The mare's intake of the vitamin, primarily via grass pasture, is not vitamin A per se, but its precursor, beta-carotene. Along with its primary function as the major pro-vitamin A-source, beta-carotene is an antioxidant, which has been shown to be beneficial to reproduction. Once absorbed, it is found in abundance in the mare's colostrum and corpus luteum. It has been reported that beta-carotene supplementation produces earlier and stronger heats, improves conception rates, tends to reduce embryonic mortality and aids in maintenance of pregnancy.
It is beneficial to provide supplemental vitamin E (2,000-4,000 IUs per day, or >150 IU/kg feed) to breeding mares, especially those in confinement. Green pasture forages, high in vitamin E, are not always available to gestating and lactating mares that often foal during winter months.
It has been suggested (Harper, 2002) that mares known to have poor-quality colostrum, poor milkers, or those who have failed to passively transfer immunity in previous years, be supplemented with vitamin E at twice the required level for at least a month before and after foaling. It is also recommended that pregnant mares fed lower-quality hay or that graze endophyte-infected fescue be given vitamin E supplementation a month before and after foaling. It has been shown that mares supplemented with water-soluble natural vitamin E (1,500 IU d-alpha-tocopherol per day) for 21 days before foaling showed higher plasma alpha-tocopherol at foaling, as did their foals at 12 to 36 hours after birth. The higher-serum tocopherol levels in foals of supplemented mares is probably due to greater colostrum transfer. Natural-source water-soluble forms of vitamin E have shown greater bioavailability. Vitamin E supplemented-mares have shown increased passive transfer of antibodies to foals, which greatly enhances their immune system.

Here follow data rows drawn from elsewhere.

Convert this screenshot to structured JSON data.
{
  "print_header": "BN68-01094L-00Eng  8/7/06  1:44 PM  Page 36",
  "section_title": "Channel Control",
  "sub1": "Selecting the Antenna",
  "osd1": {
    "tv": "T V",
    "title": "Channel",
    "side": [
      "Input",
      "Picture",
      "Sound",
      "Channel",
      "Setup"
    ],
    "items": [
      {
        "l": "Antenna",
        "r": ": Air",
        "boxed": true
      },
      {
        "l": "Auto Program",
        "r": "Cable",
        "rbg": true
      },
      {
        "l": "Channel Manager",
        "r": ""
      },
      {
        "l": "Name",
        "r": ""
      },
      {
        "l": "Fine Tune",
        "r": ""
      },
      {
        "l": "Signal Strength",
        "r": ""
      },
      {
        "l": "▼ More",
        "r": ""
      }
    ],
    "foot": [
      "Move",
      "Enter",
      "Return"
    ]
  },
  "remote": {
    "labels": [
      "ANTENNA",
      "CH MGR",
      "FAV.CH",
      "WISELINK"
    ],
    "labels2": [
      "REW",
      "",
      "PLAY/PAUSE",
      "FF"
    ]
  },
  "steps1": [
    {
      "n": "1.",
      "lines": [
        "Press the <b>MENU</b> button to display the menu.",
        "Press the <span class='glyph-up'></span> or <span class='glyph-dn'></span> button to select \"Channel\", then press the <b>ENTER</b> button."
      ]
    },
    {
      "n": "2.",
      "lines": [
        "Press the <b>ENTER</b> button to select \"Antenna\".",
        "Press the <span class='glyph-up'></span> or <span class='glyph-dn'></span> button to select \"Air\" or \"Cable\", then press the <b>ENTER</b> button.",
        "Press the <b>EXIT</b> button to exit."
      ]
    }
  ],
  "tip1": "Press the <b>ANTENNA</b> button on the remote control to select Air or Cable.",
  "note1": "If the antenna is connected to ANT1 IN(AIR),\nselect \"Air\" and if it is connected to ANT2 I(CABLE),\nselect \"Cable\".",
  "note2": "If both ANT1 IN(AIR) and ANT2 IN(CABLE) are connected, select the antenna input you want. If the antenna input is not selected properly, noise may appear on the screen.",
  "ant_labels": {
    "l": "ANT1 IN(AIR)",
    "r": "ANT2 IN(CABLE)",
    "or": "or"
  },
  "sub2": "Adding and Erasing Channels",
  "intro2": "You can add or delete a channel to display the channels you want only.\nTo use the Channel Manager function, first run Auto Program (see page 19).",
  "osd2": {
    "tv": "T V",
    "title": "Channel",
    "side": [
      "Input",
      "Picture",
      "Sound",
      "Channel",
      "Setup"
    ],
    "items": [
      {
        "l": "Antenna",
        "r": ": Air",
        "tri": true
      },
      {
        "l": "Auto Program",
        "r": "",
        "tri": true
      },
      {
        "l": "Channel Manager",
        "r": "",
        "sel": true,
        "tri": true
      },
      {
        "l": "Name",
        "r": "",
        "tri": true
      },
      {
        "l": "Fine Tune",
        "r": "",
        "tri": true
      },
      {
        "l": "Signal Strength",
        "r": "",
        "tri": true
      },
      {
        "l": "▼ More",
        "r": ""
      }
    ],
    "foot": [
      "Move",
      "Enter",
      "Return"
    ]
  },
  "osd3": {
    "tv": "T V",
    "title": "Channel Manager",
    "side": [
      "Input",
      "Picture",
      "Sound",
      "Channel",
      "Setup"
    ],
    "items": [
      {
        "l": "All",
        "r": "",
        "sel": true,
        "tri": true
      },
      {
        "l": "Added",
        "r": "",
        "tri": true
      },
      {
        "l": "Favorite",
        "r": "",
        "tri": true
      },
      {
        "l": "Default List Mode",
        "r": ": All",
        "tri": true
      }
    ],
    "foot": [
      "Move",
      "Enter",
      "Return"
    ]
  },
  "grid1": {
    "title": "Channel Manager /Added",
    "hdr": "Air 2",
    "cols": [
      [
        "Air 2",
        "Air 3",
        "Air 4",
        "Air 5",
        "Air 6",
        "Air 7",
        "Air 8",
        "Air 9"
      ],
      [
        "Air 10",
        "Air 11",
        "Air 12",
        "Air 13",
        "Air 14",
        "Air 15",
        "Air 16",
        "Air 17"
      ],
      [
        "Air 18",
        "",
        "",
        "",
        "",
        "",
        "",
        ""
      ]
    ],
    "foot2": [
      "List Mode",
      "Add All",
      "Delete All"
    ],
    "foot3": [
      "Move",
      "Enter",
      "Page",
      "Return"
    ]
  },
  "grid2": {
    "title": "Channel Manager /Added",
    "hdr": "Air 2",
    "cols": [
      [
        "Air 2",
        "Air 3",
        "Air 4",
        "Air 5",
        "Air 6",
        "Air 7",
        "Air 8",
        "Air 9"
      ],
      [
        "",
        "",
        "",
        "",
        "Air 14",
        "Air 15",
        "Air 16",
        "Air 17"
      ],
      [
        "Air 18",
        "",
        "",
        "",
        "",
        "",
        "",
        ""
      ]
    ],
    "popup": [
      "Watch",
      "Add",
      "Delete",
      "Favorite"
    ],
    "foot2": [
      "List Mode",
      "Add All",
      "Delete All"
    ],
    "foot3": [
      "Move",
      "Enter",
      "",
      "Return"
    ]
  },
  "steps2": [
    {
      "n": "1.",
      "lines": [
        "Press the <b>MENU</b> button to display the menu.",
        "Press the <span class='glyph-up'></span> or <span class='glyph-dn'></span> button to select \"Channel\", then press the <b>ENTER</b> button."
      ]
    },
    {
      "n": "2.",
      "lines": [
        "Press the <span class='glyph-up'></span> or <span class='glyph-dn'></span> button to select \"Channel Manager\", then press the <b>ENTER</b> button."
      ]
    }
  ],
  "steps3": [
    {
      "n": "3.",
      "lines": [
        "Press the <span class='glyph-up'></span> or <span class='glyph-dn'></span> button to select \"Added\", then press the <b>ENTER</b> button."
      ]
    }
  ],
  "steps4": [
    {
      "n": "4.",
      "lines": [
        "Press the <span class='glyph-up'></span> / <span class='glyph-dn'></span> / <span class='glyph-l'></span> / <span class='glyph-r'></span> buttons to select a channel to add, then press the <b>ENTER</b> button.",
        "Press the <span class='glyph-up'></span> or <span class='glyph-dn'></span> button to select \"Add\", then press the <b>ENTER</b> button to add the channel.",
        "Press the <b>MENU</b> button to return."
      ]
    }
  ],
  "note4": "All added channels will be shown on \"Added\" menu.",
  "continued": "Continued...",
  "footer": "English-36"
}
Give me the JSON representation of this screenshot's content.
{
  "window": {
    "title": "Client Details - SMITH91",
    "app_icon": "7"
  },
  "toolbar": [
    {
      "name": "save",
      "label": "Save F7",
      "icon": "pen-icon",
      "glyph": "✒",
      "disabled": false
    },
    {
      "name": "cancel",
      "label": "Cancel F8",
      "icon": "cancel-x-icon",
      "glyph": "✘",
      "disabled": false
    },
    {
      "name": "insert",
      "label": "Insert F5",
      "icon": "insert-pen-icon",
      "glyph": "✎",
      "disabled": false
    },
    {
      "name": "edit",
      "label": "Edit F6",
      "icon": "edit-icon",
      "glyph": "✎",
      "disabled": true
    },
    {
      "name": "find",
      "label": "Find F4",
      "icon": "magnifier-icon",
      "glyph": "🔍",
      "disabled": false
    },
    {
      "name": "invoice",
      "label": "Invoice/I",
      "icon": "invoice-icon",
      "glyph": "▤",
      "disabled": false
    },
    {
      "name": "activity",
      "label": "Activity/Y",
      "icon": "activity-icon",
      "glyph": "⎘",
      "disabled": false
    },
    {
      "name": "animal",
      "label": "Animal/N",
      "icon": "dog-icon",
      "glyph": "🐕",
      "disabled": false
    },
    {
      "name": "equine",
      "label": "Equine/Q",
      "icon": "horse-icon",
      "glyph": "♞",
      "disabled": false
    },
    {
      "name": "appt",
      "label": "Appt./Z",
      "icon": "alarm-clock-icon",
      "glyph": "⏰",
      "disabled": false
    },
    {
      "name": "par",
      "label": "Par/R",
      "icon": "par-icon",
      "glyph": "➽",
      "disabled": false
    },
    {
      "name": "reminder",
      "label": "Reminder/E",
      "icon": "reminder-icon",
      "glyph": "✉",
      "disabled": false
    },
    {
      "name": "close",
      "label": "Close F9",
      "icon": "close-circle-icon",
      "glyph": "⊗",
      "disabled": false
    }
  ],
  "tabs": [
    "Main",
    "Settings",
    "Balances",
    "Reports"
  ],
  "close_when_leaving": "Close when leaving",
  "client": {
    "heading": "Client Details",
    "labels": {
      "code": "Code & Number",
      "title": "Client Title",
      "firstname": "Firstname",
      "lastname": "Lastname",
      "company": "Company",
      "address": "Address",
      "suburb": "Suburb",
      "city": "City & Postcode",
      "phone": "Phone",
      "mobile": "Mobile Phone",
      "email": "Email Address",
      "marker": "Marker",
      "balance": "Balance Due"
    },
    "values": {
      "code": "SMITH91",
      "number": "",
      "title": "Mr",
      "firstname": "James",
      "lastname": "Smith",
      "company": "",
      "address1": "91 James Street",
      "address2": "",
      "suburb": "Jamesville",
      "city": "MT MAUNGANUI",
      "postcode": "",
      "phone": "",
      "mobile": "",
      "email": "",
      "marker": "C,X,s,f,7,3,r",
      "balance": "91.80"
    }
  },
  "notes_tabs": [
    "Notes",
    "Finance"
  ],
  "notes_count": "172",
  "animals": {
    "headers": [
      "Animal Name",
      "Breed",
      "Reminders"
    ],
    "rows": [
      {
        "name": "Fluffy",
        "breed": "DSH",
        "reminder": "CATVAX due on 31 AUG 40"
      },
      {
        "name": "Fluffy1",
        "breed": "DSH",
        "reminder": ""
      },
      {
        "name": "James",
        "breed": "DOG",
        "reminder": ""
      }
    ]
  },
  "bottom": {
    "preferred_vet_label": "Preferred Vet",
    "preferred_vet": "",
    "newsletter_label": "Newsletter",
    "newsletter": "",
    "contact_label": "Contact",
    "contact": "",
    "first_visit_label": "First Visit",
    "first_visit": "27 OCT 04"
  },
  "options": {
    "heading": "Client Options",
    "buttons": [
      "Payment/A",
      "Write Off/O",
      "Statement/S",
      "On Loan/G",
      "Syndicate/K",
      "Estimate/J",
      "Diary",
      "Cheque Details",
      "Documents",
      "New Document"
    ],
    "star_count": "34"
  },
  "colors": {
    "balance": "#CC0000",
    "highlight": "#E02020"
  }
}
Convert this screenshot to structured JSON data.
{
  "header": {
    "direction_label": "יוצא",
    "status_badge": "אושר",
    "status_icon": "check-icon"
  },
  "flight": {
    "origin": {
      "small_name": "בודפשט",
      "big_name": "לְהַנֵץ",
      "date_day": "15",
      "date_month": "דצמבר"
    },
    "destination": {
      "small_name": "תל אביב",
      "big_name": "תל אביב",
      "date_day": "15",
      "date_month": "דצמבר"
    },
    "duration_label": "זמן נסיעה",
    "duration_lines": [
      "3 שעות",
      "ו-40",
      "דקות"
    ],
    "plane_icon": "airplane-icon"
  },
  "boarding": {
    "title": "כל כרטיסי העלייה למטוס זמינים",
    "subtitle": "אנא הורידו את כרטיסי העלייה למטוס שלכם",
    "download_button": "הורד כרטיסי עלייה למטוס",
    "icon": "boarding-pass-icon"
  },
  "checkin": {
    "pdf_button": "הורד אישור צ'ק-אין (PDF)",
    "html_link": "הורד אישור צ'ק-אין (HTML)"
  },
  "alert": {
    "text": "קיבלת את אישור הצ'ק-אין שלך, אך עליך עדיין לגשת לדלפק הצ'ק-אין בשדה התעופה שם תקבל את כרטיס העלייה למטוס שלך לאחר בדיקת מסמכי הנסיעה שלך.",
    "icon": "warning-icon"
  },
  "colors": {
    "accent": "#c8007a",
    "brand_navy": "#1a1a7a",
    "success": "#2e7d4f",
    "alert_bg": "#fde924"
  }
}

Serum and colostrum IgG levels were greater in mares supplemented with 160 IU of vitamin E per kilogram of feed (along with a mixed grass hay and grain ration), than those receiving 80 IU vitamin E per kg diet. The foals from all mares had similar levels of IgG, IgA, and IgM at birth. After nursing, foals from mares fed the higher level of vitamin E, had higher serum levels of IgG and IgA, which were reflected in their dam's colostrum.
As lactation subsides, the mare's feed intake, especially energy and protein content (grain) should be decreased gradually. If she's been re-bred, she's now about five months to six months pregnant and has to be fed accordingly. If not, her body weight should again return to proper barren weight.